Component data from apps and pages
▽
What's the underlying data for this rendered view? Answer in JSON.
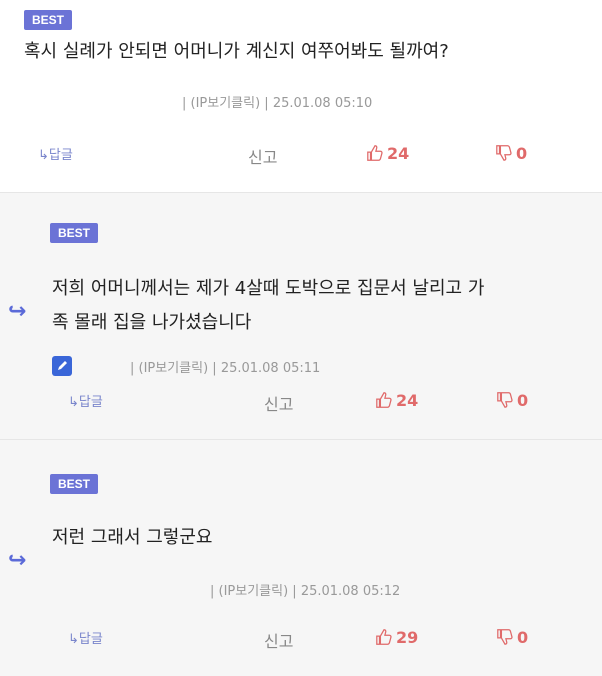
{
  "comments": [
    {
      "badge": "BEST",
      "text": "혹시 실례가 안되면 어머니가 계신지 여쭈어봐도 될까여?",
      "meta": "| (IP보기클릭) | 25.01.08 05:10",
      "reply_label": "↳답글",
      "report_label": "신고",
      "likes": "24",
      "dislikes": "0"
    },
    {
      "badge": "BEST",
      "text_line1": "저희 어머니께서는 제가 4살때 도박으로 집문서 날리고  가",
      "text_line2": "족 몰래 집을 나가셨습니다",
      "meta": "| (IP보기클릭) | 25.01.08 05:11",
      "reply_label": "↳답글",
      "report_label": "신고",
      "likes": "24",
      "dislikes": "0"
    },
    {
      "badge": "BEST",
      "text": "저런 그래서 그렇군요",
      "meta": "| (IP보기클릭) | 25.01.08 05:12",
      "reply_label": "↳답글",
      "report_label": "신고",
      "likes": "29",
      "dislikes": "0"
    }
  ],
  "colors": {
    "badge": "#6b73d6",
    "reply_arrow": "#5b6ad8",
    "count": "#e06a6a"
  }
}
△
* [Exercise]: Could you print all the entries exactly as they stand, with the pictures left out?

* [Worked solution]:
What's the underlying data for this rendered view? Answer in JSON.
{
  "comments": [
    {
      "badge": "BEST",
      "text": "혹시 실례가 안되면 어머니가 계신지 여쭈어봐도 될까여?",
      "meta": "| (IP보기클릭) | 25.01.08 05:10",
      "reply_label": "↳답글",
      "report_label": "신고",
      "likes": "24",
      "dislikes": "0"
    },
    {
      "badge": "BEST",
      "text_line1": "저희 어머니께서는 제가 4살때 도박으로 집문서 날리고  가",
      "text_line2": "족 몰래 집을 나가셨습니다",
      "meta": "| (IP보기클릭) | 25.01.08 05:11",
      "reply_label": "↳답글",
      "report_label": "신고",
      "likes": "24",
      "dislikes": "0"
    },
    {
      "badge": "BEST",
      "text": "저런 그래서 그렇군요",
      "meta": "| (IP보기클릭) | 25.01.08 05:12",
      "reply_label": "↳답글",
      "report_label": "신고",
      "likes": "29",
      "dislikes": "0"
    }
  ],
  "colors": {
    "badge": "#6b73d6",
    "reply_arrow": "#5b6ad8",
    "count": "#e06a6a"
  }
}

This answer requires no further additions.